ANTRIX Corporation, the commercial wing of the Indian Space Research Organisation (ISRO), earned a revenue of Rs.300 crores in the last financial year (2003-04), a 30 per cent increase over the previous year's. The net profit was Rs.30 crores. ISRO made this money by selling imageries of its remote-sensing spacecraft, offering its Polar Satellite Launch Vehicle (PSLV) to launch other countries' satellites, and selling spacecraft components to international organisations including a Japanese agency.
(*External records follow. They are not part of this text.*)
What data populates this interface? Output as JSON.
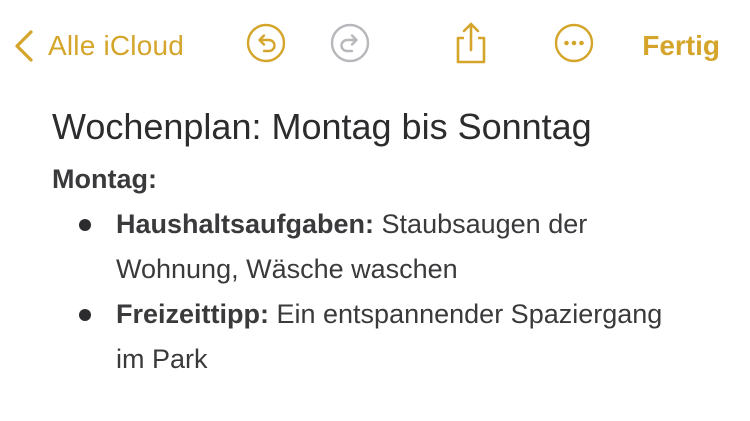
{
  "toolbar": {
    "back_label": "Alle iCloud",
    "back_icon": "chevron-left-icon",
    "undo_icon": "undo-icon",
    "redo_icon": "redo-icon",
    "share_icon": "share-icon",
    "more_icon": "ellipsis-icon",
    "done_label": "Fertig",
    "accent_color": "#d4a52a",
    "disabled_color": "#b8b8bc"
  },
  "note": {
    "title": "Wochenplan: Montag bis Sonntag",
    "sections": [
      {
        "heading": "Montag:",
        "items": [
          {
            "term": "Haushaltsaufgaben:",
            "text": " Staubsaugen der Wohnung, Wäsche waschen"
          },
          {
            "term": "Freizeittipp:",
            "text": " Ein entspannender Spaziergang im Park"
          }
        ]
      }
    ]
  }
}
India has 15 per cent of the global market-share in selling remote-sensing imageries. Antrix had already signed a contract with the European Space Agency (ESA) for putting in orbit an Italian satellite called Agile. The PSLV to be launched from Sriharikota in February 2005 will put Agile in orbit. A PSLV will also deploy a satellite belonging to Singapore.

"Our [remote-sensing] imageries are world-class. We are able to compete in the international market. More than 15 per cent of the global sales are with us. RESOURCESAT will further boost it," said ISRO Chairman G. Madhavan Nair.

Three GSLV successes in a row removed ISRO's dependency on foreign launchers to put in orbit 2,000 kg or 2,500 kg class of INSATs. Other than the INSATs contracted to fly by the ESA's Ariane vehicles, it is India's own GSLV that will in future put in orbit the 2-tonne class INSATs.

According to K. Narayana, Director, Satish Dhawan Space Centre (SDSC), SHAR, the state-of-the-art second launch pad built at the Sriharikota cosmodrome would be blooded for the first time when the PSLV would lift off from it in February 2005. That PSLV would orbit CARTOSAT-1 and the Agile spacecraft.

In the past six months, the second launch pad had undergone validation tests for the PSLV integration and servicing of liquid propellants. "We are ready to start the PSLV integration in the second pad and launch it. We were in fact waiting for this launch to be completed", Narayana said. The second launch pad would soon undergo qualification tests for the cryogenic stage of the GSLV. "By the middle of the next year, we will be ready for the GSLV launch from the second pad," he said.

On the development of the indigenous cryogenic engine to power the third stage of the GSLV, N. Vedachalam, Director, Liquid Propulsion Systems Centre (LPSC), ISRO, said it had been successfully developed and undergone several qualification tests at the LPSC, Mahendragiri, Tamil Nadu. The indigenous cryogenic stage, which would encase the engine, control, guidance and navigation systems, was under assembly now. Russia has supplied the upper cryogenic stages of the three GSLV flights so far.

Chandrayan-1, ISRO's mission to send a satellite to moon to study its physical, chemical, physio-chemical properties, and its crater history, was proceeding as per plan, ISRO sources connected with the mission said. The PSLV would launch the Chandrayan-1 in 2007 from Sriharikota. "A lot of systems have been developed on the spacecraft side," said the sources. The vehicle is ready. Work is under way to establish the tracking network. Chandrayan-1 would hover about 100 km above the moon's surface and beam back pictures of the moon's soil, craters and so on. It would weigh 1,050 kg in the geo-synchronous transfer orbit but only 523 kg in the lunar orbit.

This article is closed for comments.
Please Email the Editor